Traffickers log Madagascar timber with impunity, study says
JOHANNESBURG (AP) — A new report says at least 350,000 trees were cut down in protected areas in Madagascar between 2010 and 2015, reflecting minimal government controls over the country’s rosewood and ebony timber.
The study released Tuesday by TRAFFIC, a wildlife trade monitoring group, says at least 150,000 tons of logs were illegally exported to China, Malaysia, Mauritius and elsewhere over the same period.
The group says political instability, poor governance and corruption and other factors contributed to an “anarchic” situation from which it will take years for the environment to recover. It cites a failure to punish well-known traffickers of hardwood.

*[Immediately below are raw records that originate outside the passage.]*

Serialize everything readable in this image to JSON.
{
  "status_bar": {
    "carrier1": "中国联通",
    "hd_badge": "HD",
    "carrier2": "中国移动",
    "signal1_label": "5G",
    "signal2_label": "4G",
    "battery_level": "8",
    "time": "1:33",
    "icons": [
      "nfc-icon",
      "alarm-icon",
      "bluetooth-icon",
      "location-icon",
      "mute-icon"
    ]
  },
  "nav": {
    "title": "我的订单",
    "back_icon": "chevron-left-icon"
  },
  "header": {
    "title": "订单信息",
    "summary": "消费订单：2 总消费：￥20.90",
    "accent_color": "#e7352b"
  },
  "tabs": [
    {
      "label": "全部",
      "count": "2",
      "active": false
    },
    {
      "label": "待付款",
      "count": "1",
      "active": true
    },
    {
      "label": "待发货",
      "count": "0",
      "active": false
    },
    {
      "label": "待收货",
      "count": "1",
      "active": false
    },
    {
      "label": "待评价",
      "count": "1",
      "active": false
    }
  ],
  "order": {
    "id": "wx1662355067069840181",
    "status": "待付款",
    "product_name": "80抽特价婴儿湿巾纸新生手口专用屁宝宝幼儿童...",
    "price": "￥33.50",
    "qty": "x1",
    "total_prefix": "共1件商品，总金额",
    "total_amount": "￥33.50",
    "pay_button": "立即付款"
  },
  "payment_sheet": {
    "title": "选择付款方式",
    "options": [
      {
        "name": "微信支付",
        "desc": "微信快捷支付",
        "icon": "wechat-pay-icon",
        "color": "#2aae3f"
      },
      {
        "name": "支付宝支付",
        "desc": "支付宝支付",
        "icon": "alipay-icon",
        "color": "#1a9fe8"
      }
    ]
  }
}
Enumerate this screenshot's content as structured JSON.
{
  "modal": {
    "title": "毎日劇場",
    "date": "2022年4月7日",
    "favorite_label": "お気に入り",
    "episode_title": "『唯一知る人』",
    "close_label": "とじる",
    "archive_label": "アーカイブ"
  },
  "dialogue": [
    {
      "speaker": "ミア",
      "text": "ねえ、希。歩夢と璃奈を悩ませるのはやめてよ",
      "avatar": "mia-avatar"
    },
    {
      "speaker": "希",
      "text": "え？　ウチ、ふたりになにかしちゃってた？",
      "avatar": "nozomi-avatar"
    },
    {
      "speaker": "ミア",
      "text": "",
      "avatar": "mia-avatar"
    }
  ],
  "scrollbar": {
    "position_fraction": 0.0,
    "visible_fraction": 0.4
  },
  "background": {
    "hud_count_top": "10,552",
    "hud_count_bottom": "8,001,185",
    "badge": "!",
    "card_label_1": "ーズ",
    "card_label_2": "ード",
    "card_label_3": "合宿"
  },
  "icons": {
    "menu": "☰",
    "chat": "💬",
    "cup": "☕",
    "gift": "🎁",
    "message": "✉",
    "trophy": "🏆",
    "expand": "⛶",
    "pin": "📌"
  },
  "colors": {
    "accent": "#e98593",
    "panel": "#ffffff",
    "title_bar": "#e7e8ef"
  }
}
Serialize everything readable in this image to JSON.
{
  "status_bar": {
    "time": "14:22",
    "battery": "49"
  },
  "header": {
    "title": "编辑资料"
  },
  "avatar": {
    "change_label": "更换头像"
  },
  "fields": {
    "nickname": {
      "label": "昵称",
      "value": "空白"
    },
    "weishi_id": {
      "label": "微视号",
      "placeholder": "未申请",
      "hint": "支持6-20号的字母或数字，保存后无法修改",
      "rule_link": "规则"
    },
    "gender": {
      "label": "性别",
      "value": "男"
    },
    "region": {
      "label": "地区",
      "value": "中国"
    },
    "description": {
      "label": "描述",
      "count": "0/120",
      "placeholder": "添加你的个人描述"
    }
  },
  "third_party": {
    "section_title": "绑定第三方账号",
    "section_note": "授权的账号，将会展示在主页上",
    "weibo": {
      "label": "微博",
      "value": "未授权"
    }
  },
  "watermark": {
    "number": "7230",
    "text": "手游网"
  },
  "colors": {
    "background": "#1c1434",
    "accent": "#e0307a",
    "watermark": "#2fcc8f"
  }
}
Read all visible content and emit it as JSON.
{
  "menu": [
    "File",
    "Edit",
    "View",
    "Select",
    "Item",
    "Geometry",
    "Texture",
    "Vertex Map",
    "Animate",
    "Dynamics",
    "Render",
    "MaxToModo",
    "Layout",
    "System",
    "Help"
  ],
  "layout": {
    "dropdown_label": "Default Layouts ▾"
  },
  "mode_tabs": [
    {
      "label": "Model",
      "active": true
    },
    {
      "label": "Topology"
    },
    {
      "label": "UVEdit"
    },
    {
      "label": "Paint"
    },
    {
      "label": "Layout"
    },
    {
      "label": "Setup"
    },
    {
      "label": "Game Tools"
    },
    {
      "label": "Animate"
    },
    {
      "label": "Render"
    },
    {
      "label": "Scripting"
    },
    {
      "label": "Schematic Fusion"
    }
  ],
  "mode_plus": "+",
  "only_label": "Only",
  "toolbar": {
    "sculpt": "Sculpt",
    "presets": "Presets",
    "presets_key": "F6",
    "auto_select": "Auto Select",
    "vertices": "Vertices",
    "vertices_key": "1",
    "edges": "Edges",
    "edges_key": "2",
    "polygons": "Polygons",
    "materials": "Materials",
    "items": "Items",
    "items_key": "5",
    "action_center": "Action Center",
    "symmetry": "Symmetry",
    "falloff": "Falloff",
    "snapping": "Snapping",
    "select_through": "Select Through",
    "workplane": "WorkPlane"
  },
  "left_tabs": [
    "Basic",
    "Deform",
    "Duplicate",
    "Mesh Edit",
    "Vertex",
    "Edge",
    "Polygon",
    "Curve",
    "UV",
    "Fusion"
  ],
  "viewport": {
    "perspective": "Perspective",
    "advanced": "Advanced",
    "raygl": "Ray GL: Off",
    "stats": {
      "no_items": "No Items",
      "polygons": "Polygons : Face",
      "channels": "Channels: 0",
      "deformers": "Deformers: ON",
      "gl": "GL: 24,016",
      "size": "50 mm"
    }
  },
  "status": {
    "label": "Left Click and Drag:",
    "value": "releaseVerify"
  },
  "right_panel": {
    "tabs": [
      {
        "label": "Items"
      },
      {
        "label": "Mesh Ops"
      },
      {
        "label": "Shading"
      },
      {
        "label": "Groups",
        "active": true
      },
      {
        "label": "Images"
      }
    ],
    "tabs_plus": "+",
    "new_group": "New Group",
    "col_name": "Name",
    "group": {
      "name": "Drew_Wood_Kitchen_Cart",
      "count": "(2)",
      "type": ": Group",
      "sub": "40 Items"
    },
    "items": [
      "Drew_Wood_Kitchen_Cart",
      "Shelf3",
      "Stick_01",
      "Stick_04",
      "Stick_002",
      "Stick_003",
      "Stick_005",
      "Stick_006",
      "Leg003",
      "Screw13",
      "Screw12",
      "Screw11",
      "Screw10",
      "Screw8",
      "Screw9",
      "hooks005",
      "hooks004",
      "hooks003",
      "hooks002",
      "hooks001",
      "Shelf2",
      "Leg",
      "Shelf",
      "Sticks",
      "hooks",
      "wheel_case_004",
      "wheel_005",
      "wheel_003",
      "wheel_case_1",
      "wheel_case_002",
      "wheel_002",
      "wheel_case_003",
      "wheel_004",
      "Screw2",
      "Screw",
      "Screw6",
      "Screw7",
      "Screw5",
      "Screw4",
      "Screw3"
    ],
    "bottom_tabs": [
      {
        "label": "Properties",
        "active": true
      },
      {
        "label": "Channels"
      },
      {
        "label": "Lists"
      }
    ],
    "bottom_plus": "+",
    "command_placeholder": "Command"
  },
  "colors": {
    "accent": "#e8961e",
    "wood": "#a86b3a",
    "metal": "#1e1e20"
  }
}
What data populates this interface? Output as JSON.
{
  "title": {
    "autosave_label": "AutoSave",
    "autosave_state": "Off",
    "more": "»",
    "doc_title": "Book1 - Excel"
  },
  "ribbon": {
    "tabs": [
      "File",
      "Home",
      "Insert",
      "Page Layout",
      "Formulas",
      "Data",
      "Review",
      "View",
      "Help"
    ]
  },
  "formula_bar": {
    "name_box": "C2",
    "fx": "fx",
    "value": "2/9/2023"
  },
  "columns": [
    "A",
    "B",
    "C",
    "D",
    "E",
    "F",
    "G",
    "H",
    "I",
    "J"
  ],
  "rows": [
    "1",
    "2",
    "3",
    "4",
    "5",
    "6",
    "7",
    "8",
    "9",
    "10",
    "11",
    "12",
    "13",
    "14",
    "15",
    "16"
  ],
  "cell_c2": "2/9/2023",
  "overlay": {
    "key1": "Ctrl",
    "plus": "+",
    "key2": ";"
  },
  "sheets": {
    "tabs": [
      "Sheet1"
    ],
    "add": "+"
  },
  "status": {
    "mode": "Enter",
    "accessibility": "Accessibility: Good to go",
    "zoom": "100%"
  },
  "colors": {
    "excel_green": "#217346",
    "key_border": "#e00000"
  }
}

Madagascar’s government, which has acknowledged a corruption problem, has signed international agreements aimed at protecting its natural resources. In 2010, it banned the cutting and export of rosewood and ebony.